From digital fingerprinting to iris and retina recognition, biometric identification systems are a multibillion dollar industry and an integral part of post-9/11 national security strategy. Yet these technologies often fail to work. The scientific literature on their accuracy and reliability documents widespread and frequent technical malfunction. Shoshana Amielle Magnet argues that these systems fail so often because rendering bodies in biometric code falsely assumes that people's bodies are the same and that individual bodies are stable, or unchanging, over time. By focusing on the moments when biometrics fail, Magnet shows that the technologies work differently, and fail to function more often, on women, people of color, and people with disabilities. Her assessment emphasizes the state's use of biometrics to control and classify vulnerable and marginalized populationsincluding prisoners, welfare recipients, immigrants, and refugeesand to track individuals beyond the nation's territorial boundaries. When Biometrics Fail is a timely, important contribution to thinking about the security state, surveillance, identity, technology, and human rights.
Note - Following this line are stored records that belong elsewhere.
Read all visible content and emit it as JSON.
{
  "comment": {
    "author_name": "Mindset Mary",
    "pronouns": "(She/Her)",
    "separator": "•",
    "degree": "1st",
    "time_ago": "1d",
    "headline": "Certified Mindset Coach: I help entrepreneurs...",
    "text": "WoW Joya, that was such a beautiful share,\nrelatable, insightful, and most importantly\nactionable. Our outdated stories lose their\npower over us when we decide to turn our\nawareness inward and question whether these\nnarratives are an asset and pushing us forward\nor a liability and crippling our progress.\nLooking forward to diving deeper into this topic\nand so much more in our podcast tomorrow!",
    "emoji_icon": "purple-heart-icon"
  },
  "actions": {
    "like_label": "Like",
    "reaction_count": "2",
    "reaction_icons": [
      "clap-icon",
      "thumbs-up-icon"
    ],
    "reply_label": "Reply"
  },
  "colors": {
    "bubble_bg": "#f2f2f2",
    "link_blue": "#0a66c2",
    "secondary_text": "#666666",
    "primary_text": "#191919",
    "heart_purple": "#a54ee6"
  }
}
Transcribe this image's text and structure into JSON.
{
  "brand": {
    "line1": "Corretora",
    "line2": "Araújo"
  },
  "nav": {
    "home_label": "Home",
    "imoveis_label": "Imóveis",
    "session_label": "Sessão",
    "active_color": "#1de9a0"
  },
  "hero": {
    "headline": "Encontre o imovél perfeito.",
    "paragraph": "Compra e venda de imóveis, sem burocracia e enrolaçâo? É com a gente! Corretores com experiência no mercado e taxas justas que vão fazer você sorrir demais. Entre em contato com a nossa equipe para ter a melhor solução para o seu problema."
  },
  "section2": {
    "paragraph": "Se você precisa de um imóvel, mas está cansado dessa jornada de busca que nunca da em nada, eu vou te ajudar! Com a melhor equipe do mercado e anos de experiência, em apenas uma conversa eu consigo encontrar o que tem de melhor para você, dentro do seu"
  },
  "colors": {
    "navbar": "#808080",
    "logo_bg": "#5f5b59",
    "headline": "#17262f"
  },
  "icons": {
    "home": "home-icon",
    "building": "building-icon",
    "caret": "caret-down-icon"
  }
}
Generi Politica e Società » Comunicazione e Media » Pubblicità e società » Servizi sociali e Criminologia » Assistenza sociale e servizi sociali » Criminalità organizzata » Pene, punizioni, prigioni » Donne » Femminismo e storia delle donne , Cinema e Spettacolo » Radio e Televisione » Televisione e società
Editore Duke University Press
Formato Ebook con Adobe DRM